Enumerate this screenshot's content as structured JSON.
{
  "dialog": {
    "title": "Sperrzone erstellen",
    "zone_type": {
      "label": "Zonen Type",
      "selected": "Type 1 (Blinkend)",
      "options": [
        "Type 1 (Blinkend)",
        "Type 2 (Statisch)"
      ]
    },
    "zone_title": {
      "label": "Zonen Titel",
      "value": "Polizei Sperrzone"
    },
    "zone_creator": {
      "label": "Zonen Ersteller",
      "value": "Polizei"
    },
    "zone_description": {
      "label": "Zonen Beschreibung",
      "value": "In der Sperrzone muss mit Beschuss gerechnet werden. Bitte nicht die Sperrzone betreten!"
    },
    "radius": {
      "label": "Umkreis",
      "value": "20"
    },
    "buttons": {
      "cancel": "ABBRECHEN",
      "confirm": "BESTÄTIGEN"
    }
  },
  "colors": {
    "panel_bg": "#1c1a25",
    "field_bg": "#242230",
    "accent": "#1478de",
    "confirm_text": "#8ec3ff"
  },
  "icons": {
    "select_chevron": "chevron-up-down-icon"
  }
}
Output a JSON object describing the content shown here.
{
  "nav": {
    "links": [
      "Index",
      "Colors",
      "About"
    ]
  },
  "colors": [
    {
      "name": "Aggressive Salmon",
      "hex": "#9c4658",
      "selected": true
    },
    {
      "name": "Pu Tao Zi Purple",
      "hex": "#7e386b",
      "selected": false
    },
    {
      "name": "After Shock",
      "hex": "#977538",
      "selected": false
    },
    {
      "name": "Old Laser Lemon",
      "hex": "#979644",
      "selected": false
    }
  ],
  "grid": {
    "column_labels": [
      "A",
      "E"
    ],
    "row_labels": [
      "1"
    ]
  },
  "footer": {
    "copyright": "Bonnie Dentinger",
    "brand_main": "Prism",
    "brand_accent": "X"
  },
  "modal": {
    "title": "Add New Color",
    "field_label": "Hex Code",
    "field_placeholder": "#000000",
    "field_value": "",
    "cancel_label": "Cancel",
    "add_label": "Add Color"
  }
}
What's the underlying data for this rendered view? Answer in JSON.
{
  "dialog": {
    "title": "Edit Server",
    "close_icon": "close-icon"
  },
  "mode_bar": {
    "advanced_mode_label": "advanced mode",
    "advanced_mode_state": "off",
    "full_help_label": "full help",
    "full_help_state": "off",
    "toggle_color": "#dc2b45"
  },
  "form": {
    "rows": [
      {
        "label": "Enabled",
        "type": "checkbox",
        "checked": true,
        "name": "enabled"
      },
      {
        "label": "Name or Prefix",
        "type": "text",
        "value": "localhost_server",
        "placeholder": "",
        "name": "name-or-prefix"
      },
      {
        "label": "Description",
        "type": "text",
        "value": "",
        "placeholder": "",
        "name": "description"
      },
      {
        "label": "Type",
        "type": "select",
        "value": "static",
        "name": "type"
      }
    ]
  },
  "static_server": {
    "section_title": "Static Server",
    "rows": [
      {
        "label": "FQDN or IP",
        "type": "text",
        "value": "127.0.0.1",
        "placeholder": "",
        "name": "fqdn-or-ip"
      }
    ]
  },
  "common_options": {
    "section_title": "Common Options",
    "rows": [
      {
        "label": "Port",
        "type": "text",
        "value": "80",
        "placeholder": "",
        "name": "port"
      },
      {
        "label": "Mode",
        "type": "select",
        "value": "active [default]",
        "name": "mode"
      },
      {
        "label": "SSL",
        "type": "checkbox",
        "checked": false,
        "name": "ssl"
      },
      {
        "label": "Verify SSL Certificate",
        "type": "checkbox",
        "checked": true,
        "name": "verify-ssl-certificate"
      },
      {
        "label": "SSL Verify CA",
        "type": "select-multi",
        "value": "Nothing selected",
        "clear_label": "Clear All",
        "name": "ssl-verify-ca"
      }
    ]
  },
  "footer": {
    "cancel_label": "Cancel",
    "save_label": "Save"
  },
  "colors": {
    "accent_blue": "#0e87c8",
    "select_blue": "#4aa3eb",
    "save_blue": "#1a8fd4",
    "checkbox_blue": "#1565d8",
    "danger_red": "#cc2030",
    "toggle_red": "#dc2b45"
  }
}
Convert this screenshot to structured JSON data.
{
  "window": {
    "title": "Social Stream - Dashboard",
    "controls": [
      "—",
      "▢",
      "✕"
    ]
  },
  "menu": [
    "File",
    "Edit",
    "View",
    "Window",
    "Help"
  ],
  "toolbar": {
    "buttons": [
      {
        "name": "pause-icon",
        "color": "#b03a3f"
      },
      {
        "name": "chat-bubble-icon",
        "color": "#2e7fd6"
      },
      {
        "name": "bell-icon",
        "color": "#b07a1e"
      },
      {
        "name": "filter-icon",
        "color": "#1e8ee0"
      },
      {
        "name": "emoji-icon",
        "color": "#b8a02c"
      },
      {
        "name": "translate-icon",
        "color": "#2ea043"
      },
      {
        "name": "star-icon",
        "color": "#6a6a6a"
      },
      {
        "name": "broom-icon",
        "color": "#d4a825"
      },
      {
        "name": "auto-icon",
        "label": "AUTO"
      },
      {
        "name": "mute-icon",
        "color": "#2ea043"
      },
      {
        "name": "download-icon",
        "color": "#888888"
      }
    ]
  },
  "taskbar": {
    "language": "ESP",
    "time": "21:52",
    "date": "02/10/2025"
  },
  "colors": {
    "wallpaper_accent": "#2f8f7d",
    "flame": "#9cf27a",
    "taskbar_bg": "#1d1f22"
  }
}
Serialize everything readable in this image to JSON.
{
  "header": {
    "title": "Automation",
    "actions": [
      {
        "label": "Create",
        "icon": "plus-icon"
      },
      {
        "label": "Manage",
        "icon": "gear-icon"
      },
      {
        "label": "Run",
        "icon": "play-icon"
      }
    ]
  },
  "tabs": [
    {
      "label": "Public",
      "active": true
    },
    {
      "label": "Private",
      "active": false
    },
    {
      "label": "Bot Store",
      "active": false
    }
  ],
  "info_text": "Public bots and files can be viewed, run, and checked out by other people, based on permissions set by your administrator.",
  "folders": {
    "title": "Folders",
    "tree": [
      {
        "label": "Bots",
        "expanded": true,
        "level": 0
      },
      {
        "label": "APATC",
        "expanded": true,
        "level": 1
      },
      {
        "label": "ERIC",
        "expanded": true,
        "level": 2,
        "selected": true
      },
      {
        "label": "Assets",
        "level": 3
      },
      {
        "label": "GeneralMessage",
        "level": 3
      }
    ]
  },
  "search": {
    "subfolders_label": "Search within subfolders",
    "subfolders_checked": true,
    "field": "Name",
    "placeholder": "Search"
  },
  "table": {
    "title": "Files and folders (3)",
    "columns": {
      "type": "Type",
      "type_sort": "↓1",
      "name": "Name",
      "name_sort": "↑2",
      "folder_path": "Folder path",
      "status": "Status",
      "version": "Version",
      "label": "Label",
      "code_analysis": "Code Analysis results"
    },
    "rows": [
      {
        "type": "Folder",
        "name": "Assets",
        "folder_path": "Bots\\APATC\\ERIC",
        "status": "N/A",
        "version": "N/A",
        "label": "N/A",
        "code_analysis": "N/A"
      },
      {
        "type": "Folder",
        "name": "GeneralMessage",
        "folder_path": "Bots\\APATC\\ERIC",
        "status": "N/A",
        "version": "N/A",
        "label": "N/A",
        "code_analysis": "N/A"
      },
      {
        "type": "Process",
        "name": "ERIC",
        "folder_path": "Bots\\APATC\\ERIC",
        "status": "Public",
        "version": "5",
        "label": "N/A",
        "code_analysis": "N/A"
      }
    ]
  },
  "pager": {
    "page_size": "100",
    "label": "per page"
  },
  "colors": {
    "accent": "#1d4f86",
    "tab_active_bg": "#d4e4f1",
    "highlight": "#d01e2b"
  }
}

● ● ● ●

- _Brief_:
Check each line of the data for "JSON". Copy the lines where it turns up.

- _Exercise output_:
Enumerate this screenshot's content as structured JSON.
Output a JSON object describing the content shown here.
What's the underlying data for this rendered view? Answer in JSON.
Convert this screenshot to structured JSON data.
Serialize everything readable in this image to JSON.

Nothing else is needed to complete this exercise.